Easy as it seems for people to blame all those who have held the positions of power in promoting the game that has had no long term plan. That is what probably the present incumbents who are politically willed to carry the game forward would say. Agreed and accepted despite my recollection that it was not long ago that Sri Lanka was placed much higher in both the Asian as well as the world circuit in both forms of the game.
Substitute that to the XV- a-side game and maybe you can cover being naked to some degree. With the sevens being behind India and the Philippines has no excuse that has any parallel line of comparison to anything that has happened in the past.
Is there anything that has been to set in place a plan to uplift the game? To plan for its upward climb by whoever has to take the game forward in the future. The preoccupation seem to be with issuing some sort of statement more to correct the commas and full stops while the meat of the problem remains as it is.
Take the case of the Asian Series sevens due to be played in November. As at the end of the week we have only announced the squad and practices are yet to commence. Take a look at India who played a few Sevens matches with the Scotland development Squad in October. That Indian squad is named Rugby India CWG development Squad. Commonwealth Games 2010 in India has almost a year to go from now. The squad is in place and in training. In Sri Lanka squabbles and petty ones seem more important as we stutter along the slow path.
|Simpkin looking for nuts and bolts
The event of respite for the moment is the Carlton Sevens.

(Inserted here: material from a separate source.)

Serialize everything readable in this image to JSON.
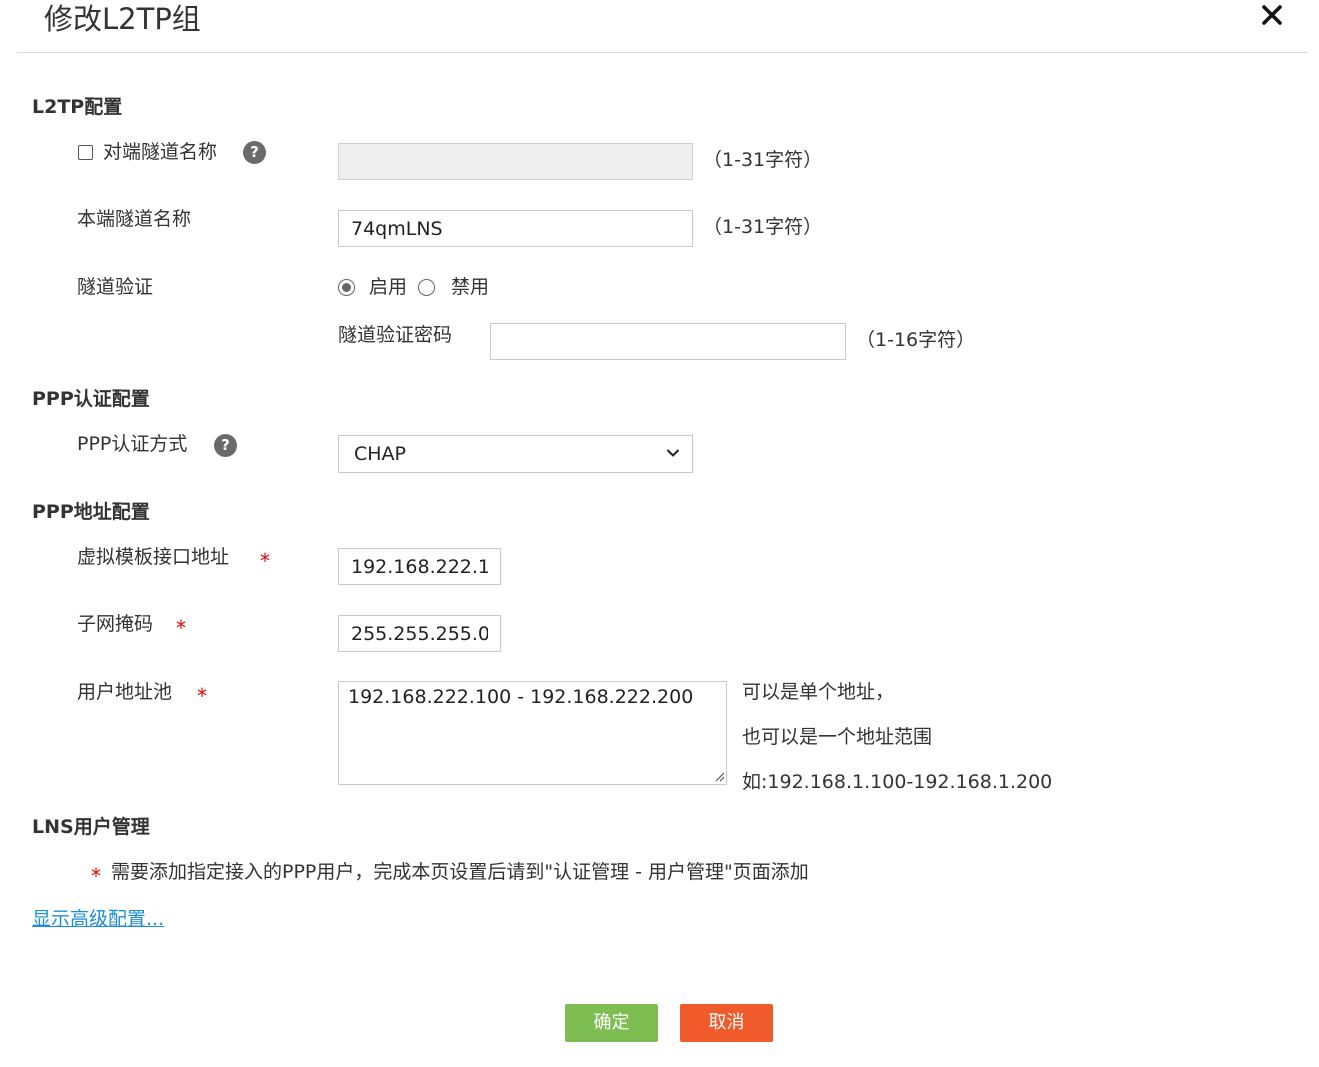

This is on its way and heading for launch during the week end starting November 27th. George Simpkin who is no stranger to rugby in Sri Lanka is burning midnight oil not only in planning but also in making sure the nuts and bolts are in place. I understand the major issue on hand for George is that he finds more nuts than bolts. George is a seasoned campaigner with the experience of Hong Kong and Kandy Sevens will at the end leave behind more people with experience in handling a tournament as he has done in Kandy in the past.

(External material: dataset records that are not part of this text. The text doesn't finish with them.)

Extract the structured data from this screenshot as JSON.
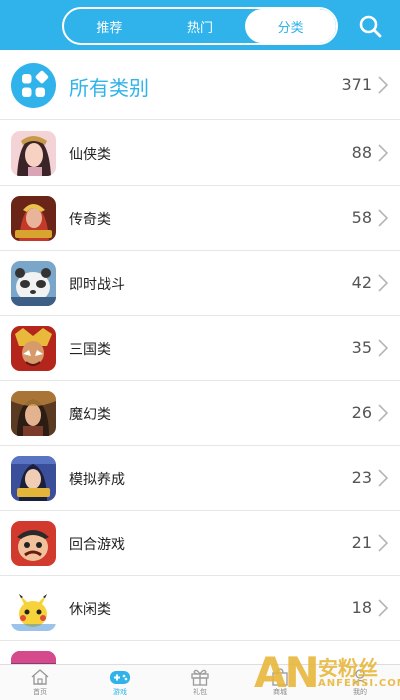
{
  "header": {
    "tabs": [
      {
        "label": "推荐",
        "active": false
      },
      {
        "label": "热门",
        "active": false
      },
      {
        "label": "分类",
        "active": true
      }
    ],
    "search_icon": "search-icon"
  },
  "all_categories": {
    "label": "所有类别",
    "count": "371",
    "icon": "grid-icon"
  },
  "categories": [
    {
      "name": "仙侠类",
      "count": "88"
    },
    {
      "name": "传奇类",
      "count": "58"
    },
    {
      "name": "即时战斗",
      "count": "42"
    },
    {
      "name": "三国类",
      "count": "35"
    },
    {
      "name": "魔幻类",
      "count": "26"
    },
    {
      "name": "模拟养成",
      "count": "23"
    },
    {
      "name": "回合游戏",
      "count": "21"
    },
    {
      "name": "休闲类",
      "count": "18"
    }
  ],
  "bottom_nav": [
    {
      "label": "首页",
      "icon": "home-icon",
      "active": false
    },
    {
      "label": "游戏",
      "icon": "gamepad-icon",
      "active": true
    },
    {
      "label": "礼包",
      "icon": "gift-icon",
      "active": false
    },
    {
      "label": "商城",
      "icon": "store-icon",
      "active": false
    },
    {
      "label": "我的",
      "icon": "profile-icon",
      "active": false
    }
  ],
  "watermark": {
    "big": "AN",
    "cn": "安粉丝",
    "en": "ANFENSI.COM"
  },
  "colors": {
    "accent": "#2fb3ea",
    "divider": "#e6e6e6",
    "watermark": "#e8b63c"
  }
}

It is expected that 12 teams from Asia will vie for the Asian Sevens. A notable absentee as I understand is our closest neighbor India who have been active in the Asian sevens Circuit. They were seen in Shanghai, Borneo, Brunei and Singapore.
There is expectation while George is working hard to get more international rugby on display with some top names stopping over on their way for the Dubai Sevens. The teams expected in Dubai include South Africa, Fiji, England, New Zealand, Australia, Samoa, Kenya, Argentina, Wales, Scotland, USA, Portugal, Zimbabwe, Russia and France. If even a few of them can come there will be rugby that will be great.
The selling point here is the games to be a build up on the way to Dubai. This is something that can be worked out and can form a stepping stone for the future. The interim has very little to leave behind to those who are expected to top drive the game in the future. This however if well handled can be a legacy that the Doctor can leave behind. The success of this tournament can pave the way forward to leave behind an inheritance that can mark Sri Lanka again on the international rugby map. It can also give probably an opportunity to be a revenue earner if and when the big names decide to come back again. That requires marketing for those not only in SL but outside say in India who can have the opportunity to see some great rugby action.
While all this can be done what is needed to inject fuel and life into the game has to be studied and addressed. Look at India, Malaysia, Philippines and Thailand. They make use of the eligibility law and persons to qualify for playing for the country. India as well as the Philippines has playing for them people who have roots in that country but are now domiciled in Europe or America. They have had a plan and this has been in place for some years and they are reaping the benefits now.
Vimal Perera is a former Rugby Referee, coach and Accredited Referees Evaluator IRB